When you write out the listing below, keep each word exactly as it stands and drop the pictures.

#### MATERIALS PROVIDED

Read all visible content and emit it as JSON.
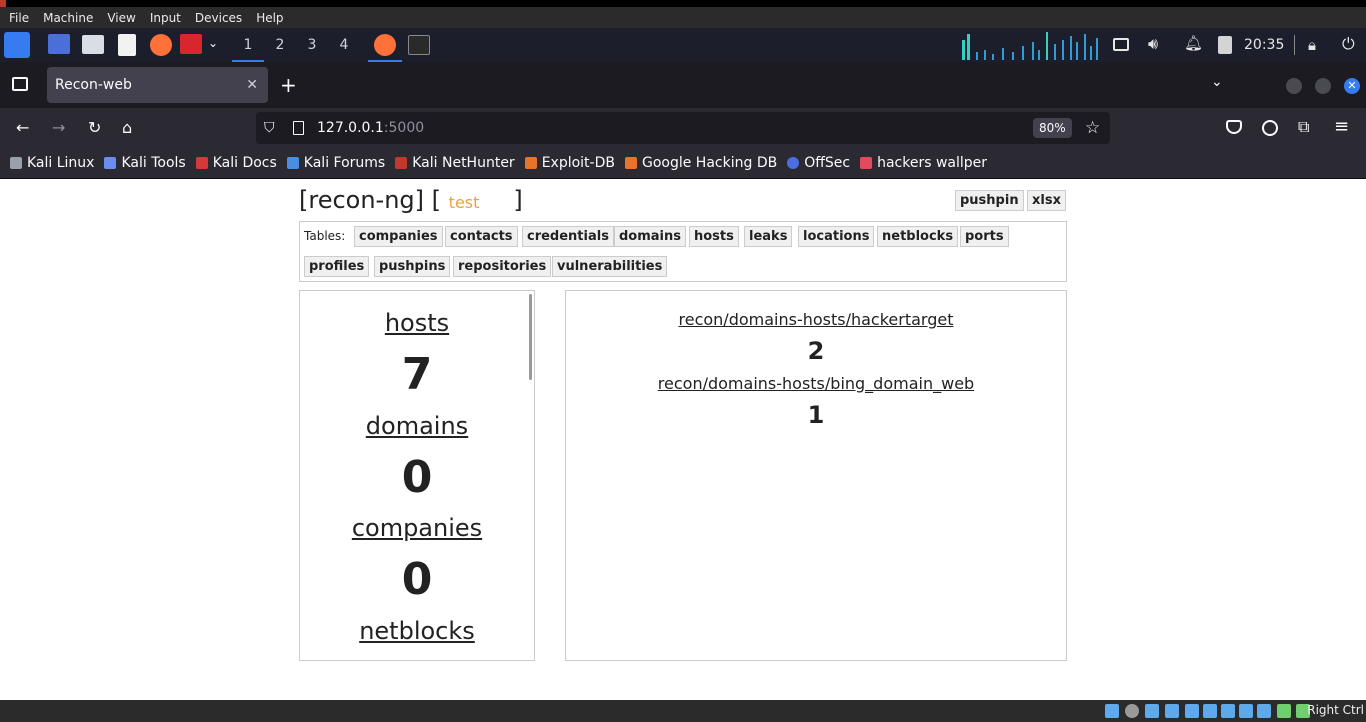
{
  "vbox": {
    "menu": [
      "File",
      "Machine",
      "View",
      "Input",
      "Devices",
      "Help"
    ],
    "host_key": "Right Ctrl"
  },
  "panel": {
    "workspaces": [
      "1",
      "2",
      "3",
      "4"
    ],
    "clock": "20:35"
  },
  "browser": {
    "tab_title": "Recon-web",
    "url_host": "127.0.0.1",
    "url_port": ":5000",
    "zoom": "80%",
    "bookmarks": [
      "Kali Linux",
      "Kali Tools",
      "Kali Docs",
      "Kali Forums",
      "Kali NetHunter",
      "Exploit-DB",
      "Google Hacking DB",
      "OffSec",
      "hackers wallper"
    ]
  },
  "page": {
    "title_prefix": "[recon-ng] [",
    "workspace": "test",
    "title_suffix": "]",
    "export": [
      "pushpin",
      "xlsx"
    ],
    "tables_label": "Tables:",
    "tables": [
      "companies",
      "contacts",
      "credentials",
      "domains",
      "hosts",
      "leaks",
      "locations",
      "netblocks",
      "ports",
      "profiles",
      "pushpins",
      "repositories",
      "vulnerabilities"
    ],
    "stats": [
      {
        "name": "hosts",
        "value": "7"
      },
      {
        "name": "domains",
        "value": "0"
      },
      {
        "name": "companies",
        "value": "0"
      },
      {
        "name": "netblocks",
        "value": ""
      }
    ],
    "modules": [
      {
        "name": "recon/domains-hosts/hackertarget",
        "value": "2"
      },
      {
        "name": "recon/domains-hosts/bing_domain_web",
        "value": "1"
      }
    ]
  }
}
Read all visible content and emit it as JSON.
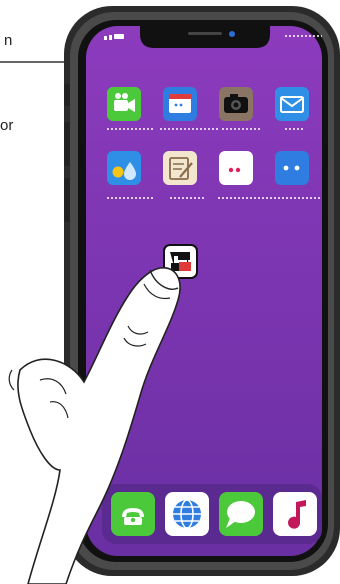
{
  "side_text": {
    "fragment_1": "n",
    "fragment_2": "or"
  },
  "home_screen": {
    "app_rows": [
      [
        {
          "icon": "video-camera-icon",
          "color": "#4cc93a"
        },
        {
          "icon": "calendar-icon",
          "color": "#2f7de1"
        },
        {
          "icon": "camera-icon",
          "color": "#6b5a4e"
        },
        {
          "icon": "mail-icon",
          "color": "#2f8fe6"
        }
      ],
      [
        {
          "icon": "weather-icon",
          "color": "#2f8fe6"
        },
        {
          "icon": "notes-icon",
          "color": "#f3e6cf"
        },
        {
          "icon": "dots-app-icon",
          "color": "#ffffff"
        },
        {
          "icon": "dots-app-icon",
          "color": "#2f7de1"
        }
      ]
    ],
    "highlighted_app": {
      "icon": "app-icon"
    },
    "dock": [
      {
        "icon": "phone-icon",
        "color": "#4cc93a"
      },
      {
        "icon": "globe-icon",
        "color": "#2f7de1"
      },
      {
        "icon": "messages-icon",
        "color": "#4cc93a"
      },
      {
        "icon": "music-icon",
        "color": "#ffffff"
      }
    ]
  },
  "colors": {
    "wallpaper_top": "#8c3bbd",
    "wallpaper_bottom": "#6a2fa3",
    "frame": "#3a3a3a"
  }
}
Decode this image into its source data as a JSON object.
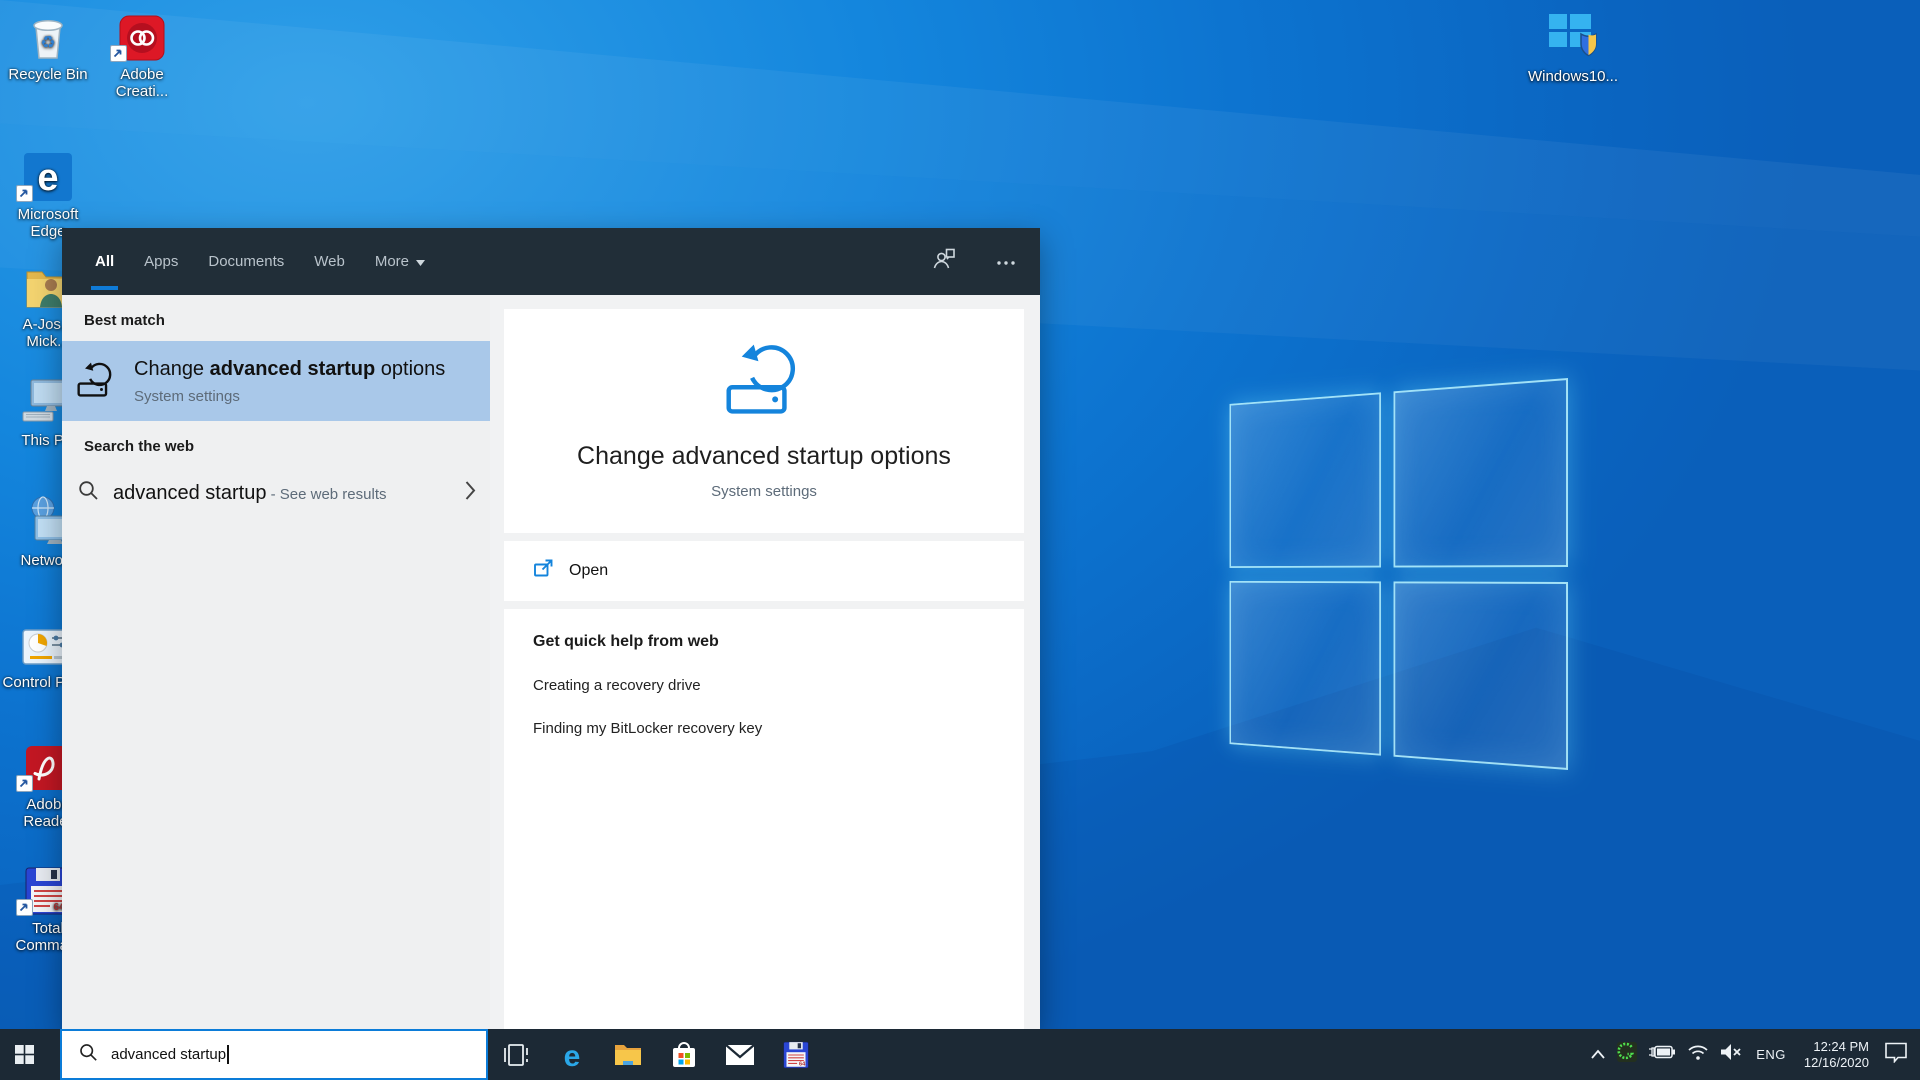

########

RESPONSE TO THE TASK -
Read all visible content and emit it as JSON.
{
  "vbox": {
    "menu": [
      "File",
      "Machine",
      "View",
      "Input",
      "Devices",
      "Help"
    ],
    "host_key": "Right Ctrl"
  },
  "panel": {
    "workspaces": [
      "1",
      "2",
      "3",
      "4"
    ],
    "clock": "20:35"
  },
  "browser": {
    "tab_title": "Recon-web",
    "url_host": "127.0.0.1",
    "url_port": ":5000",
    "zoom": "80%",
    "bookmarks": [
      "Kali Linux",
      "Kali Tools",
      "Kali Docs",
      "Kali Forums",
      "Kali NetHunter",
      "Exploit-DB",
      "Google Hacking DB",
      "OffSec",
      "hackers wallper"
    ]
  },
  "page": {
    "title_prefix": "[recon-ng] [",
    "workspace": "test",
    "title_suffix": "]",
    "export": [
      "pushpin",
      "xlsx"
    ],
    "tables_label": "Tables:",
    "tables": [
      "companies",
      "contacts",
      "credentials",
      "domains",
      "hosts",
      "leaks",
      "locations",
      "netblocks",
      "ports",
      "profiles",
      "pushpins",
      "repositories",
      "vulnerabilities"
    ],
    "stats": [
      {
        "name": "hosts",
        "value": "7"
      },
      {
        "name": "domains",
        "value": "0"
      },
      {
        "name": "companies",
        "value": "0"
      },
      {
        "name": "netblocks",
        "value": ""
      }
    ],
    "modules": [
      {
        "name": "recon/domains-hosts/hackertarget",
        "value": "2"
      },
      {
        "name": "recon/domains-hosts/bing_domain_web",
        "value": "1"
      }
    ]
  }
}
Read all visible content and emit it as JSON.
{
  "side_text": {
    "fragment_1": "n",
    "fragment_2": "or"
  },
  "home_screen": {
    "app_rows": [
      [
        {
          "icon": "video-camera-icon",
          "color": "#4cc93a"
        },
        {
          "icon": "calendar-icon",
          "color": "#2f7de1"
        },
        {
          "icon": "camera-icon",
          "color": "#6b5a4e"
        },
        {
          "icon": "mail-icon",
          "color": "#2f8fe6"
        }
      ],
      [
        {
          "icon": "weather-icon",
          "color": "#2f8fe6"
        },
        {
          "icon": "notes-icon",
          "color": "#f3e6cf"
        },
        {
          "icon": "dots-app-icon",
          "color": "#ffffff"
        },
        {
          "icon": "dots-app-icon",
          "color": "#2f7de1"
        }
      ]
    ],
    "highlighted_app": {
      "icon": "app-icon"
    },
    "dock": [
      {
        "icon": "phone-icon",
        "color": "#4cc93a"
      },
      {
        "icon": "globe-icon",
        "color": "#2f7de1"
      },
      {
        "icon": "messages-icon",
        "color": "#4cc93a"
      },
      {
        "icon": "music-icon",
        "color": "#ffffff"
      }
    ]
  },
  "colors": {
    "wallpaper_top": "#8c3bbd",
    "wallpaper_bottom": "#6a2fa3",
    "frame": "#3a3a3a"
  }
}
Decode this image into its source data as a JSON object.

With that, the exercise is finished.